You'll also have greater control over the memories that come to define a Sim's outlook on life. Unlike The Sims 3, where these sometimes felt arbitrary (“remember that time when I fixed the toilet? That was great!”) you'll assign emotional significance to events yourself. Reminiscing about these later is a way of carrying, say, the emotional high following a wedding into the years to come. That said, if you choose to make the associations more arbitrary, the game won't stop you. “If you wanted, you could say that your Sim remembers a particular shower and he's super ecstatic about it,” Pearson says. “That could be one of his moments.”

“It won't be a situation where objectives simply have an emotional [connotation],” Franklin continues. “You won't be thinking, 'Oh man, I really want that new stove – but it's the Sad Stove!' It's more selective than that.”

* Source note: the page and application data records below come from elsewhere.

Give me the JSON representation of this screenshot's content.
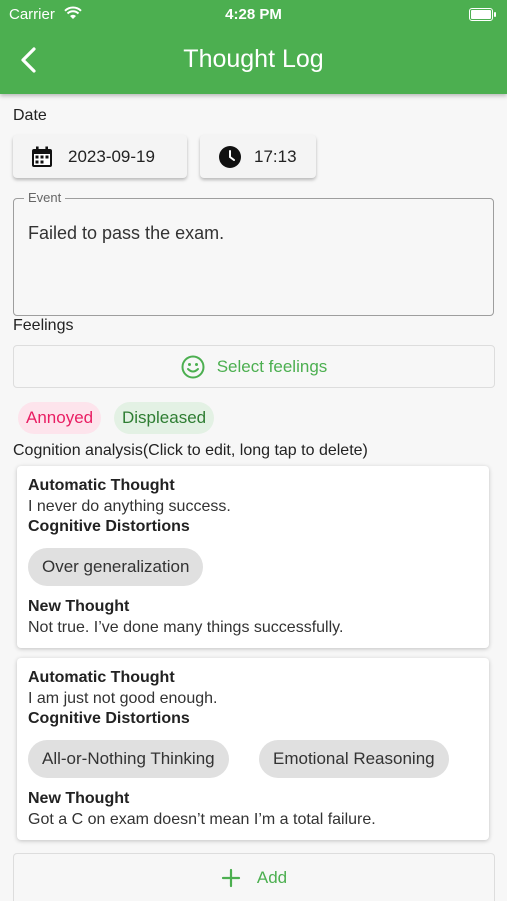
{
  "status_bar": {
    "carrier": "Carrier",
    "time": "4:28 PM"
  },
  "header": {
    "title": "Thought Log"
  },
  "date_section": {
    "label": "Date",
    "date": "2023-09-19",
    "time": "17:13"
  },
  "event": {
    "legend": "Event",
    "value": "Failed to pass the exam."
  },
  "feelings": {
    "label": "Feelings",
    "select_label": "Select feelings",
    "tags": [
      "Annoyed",
      "Displeased"
    ]
  },
  "cognition": {
    "label": "Cognition analysis(Click to edit, long tap to delete)",
    "entries": [
      {
        "auto_heading": "Automatic Thought",
        "auto_text": "I never do anything success.",
        "dist_heading": "Cognitive Distortions",
        "distortions": [
          "Over generalization"
        ],
        "new_heading": "New Thought",
        "new_text": "Not true. I’ve done many things successfully."
      },
      {
        "auto_heading": "Automatic Thought",
        "auto_text": "I am just not good enough.",
        "dist_heading": "Cognitive Distortions",
        "distortions": [
          "All-or-Nothing Thinking",
          "Emotional Reasoning"
        ],
        "new_heading": "New Thought",
        "new_text": "Got a C on exam doesn’t mean I’m a total failure."
      }
    ],
    "add_label": "Add"
  },
  "colors": {
    "primary": "#4caf50",
    "annoyed": "#e91e63",
    "displeased": "#2e7d32"
  },
  "icons": [
    "wifi-icon",
    "battery-icon",
    "back-arrow-icon",
    "calendar-icon",
    "clock-icon",
    "smiley-icon",
    "plus-icon"
  ]
}
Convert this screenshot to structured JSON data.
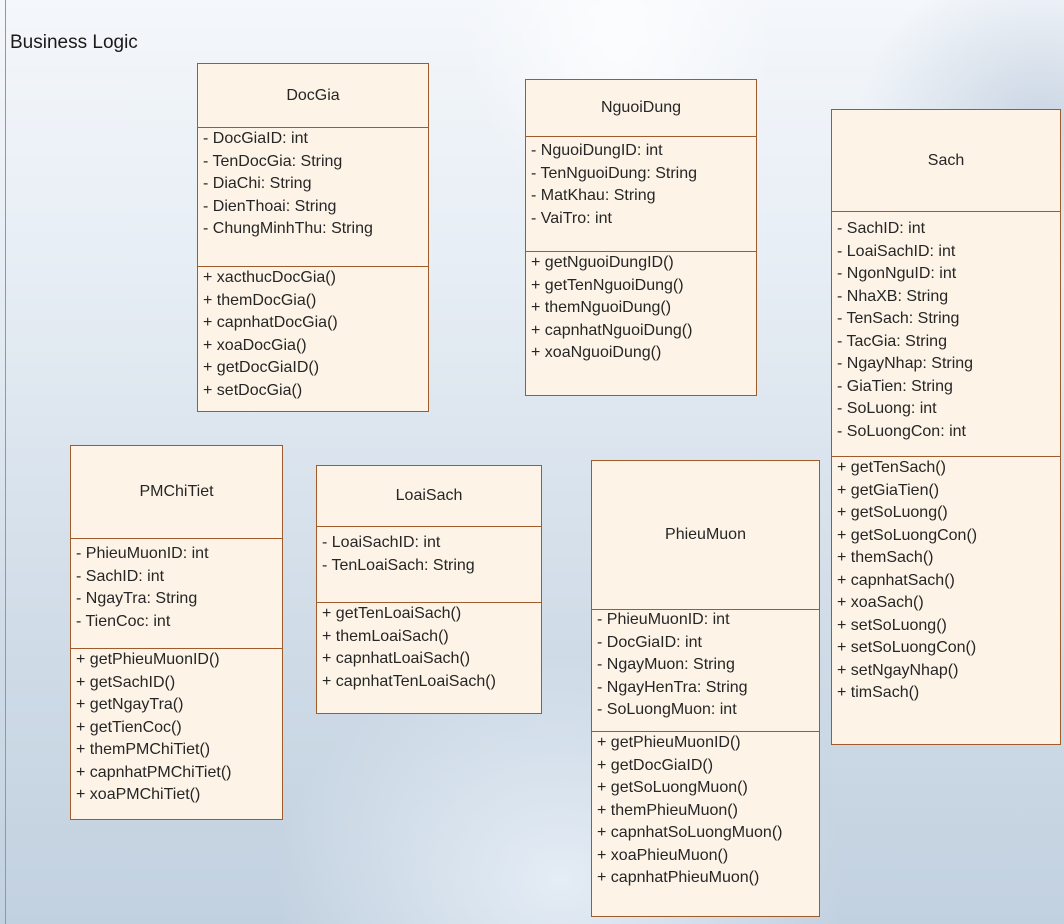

Nonetheless, the new system will make house planning more important and place greater emphasis on the things your Sims surrounds themselves with. I find the politics of The Sims fascinating – it is unquestioningly consumerist in its outlook – but the way the emotion system ties into home decor is a conceit to support strategy and simulation, not a way to transmit the message that you should spend a lot of money on an exciting shower.

Chris Thursten

Joining in 2011, Chris made his start with PC Gamer turning beautiful trees into magazines, first as a writer and later as deputy editor. Once PCG's reluctant MMO champion , his discovery of Dota 2 in 2012 led him to much darker, stranger places. In 2015, Chris became the editor of PC Gamer Pro, overseeing our online coverage of competitive gaming and esports. He left in 2017, and can be now found making games and recording the Crate & Crowbar podcast.